Individuals behave differently. But what are the molecular mechanisms that are responsible for these differences in behavior? Scientists searched for an answer by comparing gene expression in the brain between honey bees that seek novelty and those which do not.

Novelty seeking in honey bees and humans, same mechanisms

Individuals behave differently. But what are the molecular mechanisms that are responsible for these differences in behavior? Scientists searched for an answer by comparing gene expression in the brain between honey bees that seek novelty and those which do not.

Mammals were doing good long before the dinosaurs said goodbye

The common view is that the first mammals were tiny, nocturnal insectivores and they only evolved in the vast array of ecological and morphological forms we know today once the dinosaurs cleared the scene. But it seems it’s not quite

Mammals were doing good long before the dinosaurs said goodbye

The common view is that the first mammals were tiny, nocturnal insectivores and they only evolved in the vast array of ecological and morphological forms we know today once the dinosaurs cleared the scene. But it seems it’s not quite

How memory becomes hazy with marijuana

Marijuana is known to impair memory. But until now the mechanism through which marijuana affects memory was unknown. Researchers took a closer look at the brain of rats and mice to find out. Researchers injected rats with a cannabinoid, the

How memory becomes hazy with marijuana

Marijuana is known to impair memory. But until now the mechanism through which marijuana affects memory was unknown. Researchers took a closer look at the brain of rats and mice to find out. Researchers injected rats with a cannabinoid, the

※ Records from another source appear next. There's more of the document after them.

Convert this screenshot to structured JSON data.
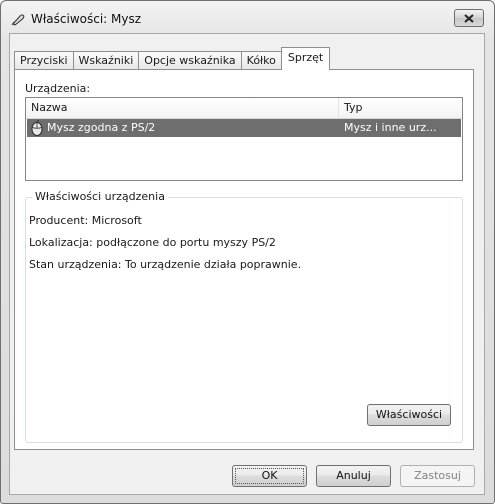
{
  "window": {
    "title": "Właściwości: Mysz"
  },
  "icons": {
    "title_icon": "mouse-pointer-icon",
    "close_icon": "close-icon",
    "device_icon": "mouse-icon"
  },
  "tabs": [
    {
      "label": "Przyciski"
    },
    {
      "label": "Wskaźniki"
    },
    {
      "label": "Opcje wskaźnika"
    },
    {
      "label": "Kółko"
    },
    {
      "label": "Sprzęt",
      "active": true
    }
  ],
  "devices": {
    "label": "Urządzenia:",
    "columns": {
      "name": "Nazwa",
      "type": "Typ"
    },
    "rows": [
      {
        "name": "Mysz zgodna z PS/2",
        "type": "Mysz i inne urz...",
        "selected": true
      }
    ]
  },
  "device_properties": {
    "title": "Właściwości urządzenia",
    "manufacturer": "Producent: Microsoft",
    "location": "Lokalizacja: podłączone do portu myszy PS/2",
    "status": "Stan urządzenia: To urządzenie działa poprawnie.",
    "properties_button": "Właściwości"
  },
  "footer": {
    "ok": "OK",
    "cancel": "Anuluj",
    "apply": "Zastosuj"
  },
  "colors": {
    "selection": "#6e6e6e",
    "disabled_text": "#838383"
  }
}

Research on the cancer that is killing Taz makes further progress

Twenty-five years. That may be the time left before the Tasmanian devil becomes extinct, taken away by a fatal and contagious cancer. The devil facial tumor disease (DFTD) was first detected in northeastern Tasmania in 1996. Since then the disease

Research on the cancer that is killing Taz makes further progress

Twenty-five years. That may be the time left before the Tasmanian devil becomes extinct, taken away by a fatal and contagious cancer. The devil facial tumor disease (DFTD) was first detected in northeastern Tasmania in 1996. Since then the disease